Singaporean companies risk missing out on top IT jobseekers as hiring managers take multiple months during the recruitment process.
New independent research commissioned by specialized recruiter Robert Half has shown the average length of the hiring process for IT roles in Singapore is 3.5 months for staff-level professionals and 4.5 months for management-level staff. To combat delays in the recruitment process, the vast majority (97%) of Singaporean CIOs are actively taking steps to reduce the length of their hiring process.
When asked what the main reasons are contributing to slow recruitment processes, almost half (40%) of Singapore’s CIOs refer to the challenging search of sourcing candidates with the right skills. More than one in three (37%) respectively believe there are too many interview rounds and too many stakeholders are involved.
A further 31% say the number of CV submissions per role has increased – indicating hiring managers may feel overwhelmed with the amount of resumes to review during the recruitment process.
Emphasising the need for employers to streamline the hiring process and expand their search amidst a skills shortage, the vast majority (92%) of CIOs find it more challenging to source qualified IT professionals compared to five years ago. Singaporean CIOs find it particularly hard to source talent within IT security (59%), Business Intelligence (36%), IT management (35%) and Cloud technology (32%), emphasising the need for CIOs act fast once they find a match.
“Operating within a highly competitive global region, it is understandable for Singaporean companies to invest a significant amount of time in the recruitment process to secure the best staff for their teams,” said Matthieu Imbert-Bouchard, Managing Director at Robert Half Singapore. “Yet oftentimes it has the opposite effect and results in top talent becoming disinterested in a prolonged hiring process, and accepting a job offer with competing organisations.”
“Being in short supply, qualified IT professionals are well aware of their market value and are not likely to wait around during a slow hiring process. Companies need to act fast if they want to secure the right and best talent for their teams.”
To boost their companies’ chances of securing top talent, 97% of Singaporean CIOs are actively taking measures to reduce the length of their recruitment process of IT professionals.

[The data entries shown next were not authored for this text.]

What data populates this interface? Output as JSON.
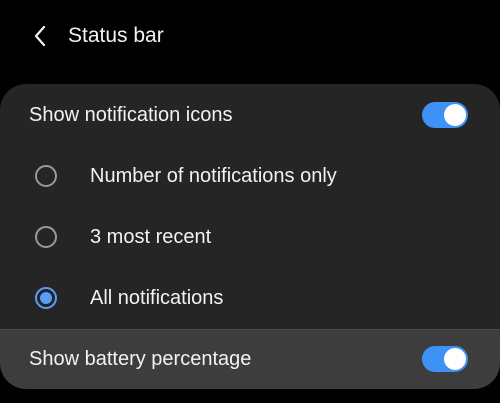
{
  "header": {
    "back_icon": "chevron-left-icon",
    "title": "Status bar"
  },
  "notifications": {
    "label": "Show notification icons",
    "enabled": true,
    "options": [
      {
        "label": "Number of notifications only",
        "selected": false
      },
      {
        "label": "3 most recent",
        "selected": false
      },
      {
        "label": "All notifications",
        "selected": true
      }
    ]
  },
  "battery": {
    "label": "Show battery percentage",
    "enabled": true
  },
  "colors": {
    "background": "#010101",
    "card": "#252525",
    "accent": "#3e91f5"
  }
}
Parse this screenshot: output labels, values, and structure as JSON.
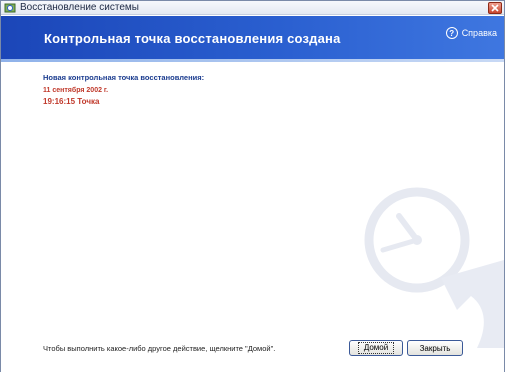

More than four in 10 (43%) Singaporean CIOs have set up a pipeline of qualified candidates so they don’t always have to restart the hiring process from scratch.
More than one in three (35%) have improved their communication with candidates about the recruitment process in order to keep them engaged in the process and 31% are conducting more initial interviews via phone or video conferencing to be able to create a shortlist of preferred candidates faster. A further 29% are limiting the number of internal stakeholders involved.
In addition, to offset future delays in the recruitment process, little more than four in 10 (41%) are ensuring a talent pipeline of qualified candidates, 33% plan to improve their communication with candidates about the recruitment process, 31% will limit the number of internal stakeholders involved and 23% will be conducting more teleconference interviews.
“To avoid delays in the recruitment process, IT employers need to proactively address where the setbacks are coming from – and then actively address any issues. By doing this, companies can optimise their hiring process and increase their chances of securing their preferred candidate for the role. By being prepared, limiting the number of internal stakeholders as well as reducing the number of interview rounds, companies are in a prime position to recruit the best people for their teams,” Matthieu Imbert-Bouchard concluded.